Soy: Often considered a milk and/or meat substitute, soy can be bad for the human gut as it can be extremely difficult to digest. However, if properly prepared and fermented as they do in Asian cultures, soy may be a tolerable option.
It is recommended to speak to a medical professional before starting any sort of new diet or treatment plan that affects your health. They can also help tailor a meal plan that best fits your needs. The following are some simple recommendations that you can try today.
Water – At least 2 liters of spring water and herbal teas throughout the day.
Morning supplements – 1 serve aloe vera + Spirulina green powder + 1 serve glutamine powder in 200ml pure water + 2 fish oil capsules + 1 serve digestive enzymes
Breakfast – Quinoa and grated pear porridge cooked with almond milk and 1tbs flaxseed meal + 100g unsweetened natural yogurt
Snack – Handful raw nuts + green tea
Lunch – Mixed seasonal vegetable salad with a palm serve size of grilled organic / free range chicken seasoned with garlic, tamari soy and turmeric powder.

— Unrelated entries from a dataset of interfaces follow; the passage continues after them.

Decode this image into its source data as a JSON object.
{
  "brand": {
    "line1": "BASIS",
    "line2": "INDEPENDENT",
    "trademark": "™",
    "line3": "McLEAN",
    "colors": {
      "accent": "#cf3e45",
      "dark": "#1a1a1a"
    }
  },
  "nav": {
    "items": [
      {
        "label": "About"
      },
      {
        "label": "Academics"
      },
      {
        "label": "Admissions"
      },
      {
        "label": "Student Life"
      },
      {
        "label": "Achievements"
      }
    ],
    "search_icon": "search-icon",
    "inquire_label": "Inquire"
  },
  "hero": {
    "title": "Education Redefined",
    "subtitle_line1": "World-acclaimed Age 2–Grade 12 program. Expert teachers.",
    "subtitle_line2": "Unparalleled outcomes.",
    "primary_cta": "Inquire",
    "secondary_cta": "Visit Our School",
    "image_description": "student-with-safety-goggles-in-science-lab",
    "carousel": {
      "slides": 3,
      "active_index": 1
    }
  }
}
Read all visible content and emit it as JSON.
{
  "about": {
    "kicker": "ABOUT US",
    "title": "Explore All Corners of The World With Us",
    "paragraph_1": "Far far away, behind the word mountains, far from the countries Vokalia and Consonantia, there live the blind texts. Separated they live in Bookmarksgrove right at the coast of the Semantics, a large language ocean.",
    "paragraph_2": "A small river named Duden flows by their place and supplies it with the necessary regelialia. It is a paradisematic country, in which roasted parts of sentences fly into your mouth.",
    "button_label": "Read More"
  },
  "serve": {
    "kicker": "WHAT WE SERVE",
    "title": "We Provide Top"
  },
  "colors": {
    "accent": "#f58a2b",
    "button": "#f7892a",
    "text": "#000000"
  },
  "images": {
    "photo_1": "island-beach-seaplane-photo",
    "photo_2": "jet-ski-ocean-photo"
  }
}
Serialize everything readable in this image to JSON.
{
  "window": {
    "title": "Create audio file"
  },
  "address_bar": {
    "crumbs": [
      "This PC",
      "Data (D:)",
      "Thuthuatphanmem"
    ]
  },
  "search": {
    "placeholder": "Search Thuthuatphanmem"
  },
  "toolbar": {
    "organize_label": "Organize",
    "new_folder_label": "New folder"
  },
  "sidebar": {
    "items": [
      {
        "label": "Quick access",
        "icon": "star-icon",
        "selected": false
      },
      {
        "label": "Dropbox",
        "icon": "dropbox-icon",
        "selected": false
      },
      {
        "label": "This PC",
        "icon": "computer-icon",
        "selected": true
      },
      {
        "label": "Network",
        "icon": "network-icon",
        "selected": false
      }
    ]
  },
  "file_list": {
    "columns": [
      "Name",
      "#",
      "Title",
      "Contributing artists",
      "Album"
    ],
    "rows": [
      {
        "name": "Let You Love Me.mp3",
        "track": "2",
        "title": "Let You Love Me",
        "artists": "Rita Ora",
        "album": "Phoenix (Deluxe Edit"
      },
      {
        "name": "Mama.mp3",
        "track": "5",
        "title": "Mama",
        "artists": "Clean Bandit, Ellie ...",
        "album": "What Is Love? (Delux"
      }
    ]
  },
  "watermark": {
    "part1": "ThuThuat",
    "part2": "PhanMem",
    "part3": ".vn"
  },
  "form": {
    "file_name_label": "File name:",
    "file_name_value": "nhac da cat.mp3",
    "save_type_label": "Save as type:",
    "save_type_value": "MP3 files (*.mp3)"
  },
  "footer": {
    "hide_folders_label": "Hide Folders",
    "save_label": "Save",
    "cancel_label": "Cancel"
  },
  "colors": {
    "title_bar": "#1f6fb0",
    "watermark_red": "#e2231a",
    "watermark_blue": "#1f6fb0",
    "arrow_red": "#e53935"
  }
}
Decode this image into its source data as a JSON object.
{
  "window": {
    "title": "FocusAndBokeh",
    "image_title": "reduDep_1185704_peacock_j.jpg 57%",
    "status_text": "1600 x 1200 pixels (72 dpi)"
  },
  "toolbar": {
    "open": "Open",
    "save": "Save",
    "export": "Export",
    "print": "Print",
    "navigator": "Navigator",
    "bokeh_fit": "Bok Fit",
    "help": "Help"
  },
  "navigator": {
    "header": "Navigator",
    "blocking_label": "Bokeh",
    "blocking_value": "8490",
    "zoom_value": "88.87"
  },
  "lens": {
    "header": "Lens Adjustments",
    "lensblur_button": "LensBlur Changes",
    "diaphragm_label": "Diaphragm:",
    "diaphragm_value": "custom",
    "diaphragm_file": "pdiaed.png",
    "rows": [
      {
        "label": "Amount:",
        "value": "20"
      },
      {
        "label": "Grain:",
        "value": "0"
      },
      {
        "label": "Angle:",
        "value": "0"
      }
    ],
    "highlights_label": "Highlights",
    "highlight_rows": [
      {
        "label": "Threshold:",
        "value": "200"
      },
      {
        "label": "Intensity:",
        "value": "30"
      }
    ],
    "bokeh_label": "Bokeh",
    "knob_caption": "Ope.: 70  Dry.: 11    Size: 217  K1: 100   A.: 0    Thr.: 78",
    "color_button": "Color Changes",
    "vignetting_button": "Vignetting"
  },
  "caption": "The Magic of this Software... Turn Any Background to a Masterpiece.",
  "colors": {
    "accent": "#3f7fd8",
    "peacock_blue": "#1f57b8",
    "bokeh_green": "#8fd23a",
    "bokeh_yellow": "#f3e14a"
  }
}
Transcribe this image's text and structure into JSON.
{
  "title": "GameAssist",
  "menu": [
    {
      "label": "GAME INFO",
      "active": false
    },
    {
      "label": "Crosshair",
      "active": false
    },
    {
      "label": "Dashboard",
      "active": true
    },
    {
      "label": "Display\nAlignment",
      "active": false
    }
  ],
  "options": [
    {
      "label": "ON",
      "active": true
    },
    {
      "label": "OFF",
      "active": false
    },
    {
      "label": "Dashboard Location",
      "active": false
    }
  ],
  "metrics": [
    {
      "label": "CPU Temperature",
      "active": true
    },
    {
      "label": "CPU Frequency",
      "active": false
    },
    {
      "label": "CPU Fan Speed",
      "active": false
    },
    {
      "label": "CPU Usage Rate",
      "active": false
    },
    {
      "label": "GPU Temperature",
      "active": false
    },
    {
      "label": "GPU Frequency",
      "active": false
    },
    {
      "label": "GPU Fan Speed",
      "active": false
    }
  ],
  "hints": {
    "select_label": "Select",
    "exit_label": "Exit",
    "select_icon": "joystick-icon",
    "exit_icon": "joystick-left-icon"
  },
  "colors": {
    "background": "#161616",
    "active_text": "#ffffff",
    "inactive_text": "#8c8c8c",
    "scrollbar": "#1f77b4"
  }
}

Dressing 1 tbsp. apple cider vinegar + 1 tbsp. extra virgin cold pressed olive oil
Snack – Raw vegetables + guacamole (mashed avocado, chopped tomato, lemon juice, garlic, coriander, and seasoning)
Dinner – Palm serve size of baked salmon with seasonal baked vegetables with coconut oil + side serve of kimchi
Evening supplements – 1 serve aloe vera + Spirulina green powder + 1 serve glutamine powder in 200ml pure water + 2 fish oil capsules + 1 serve probiotics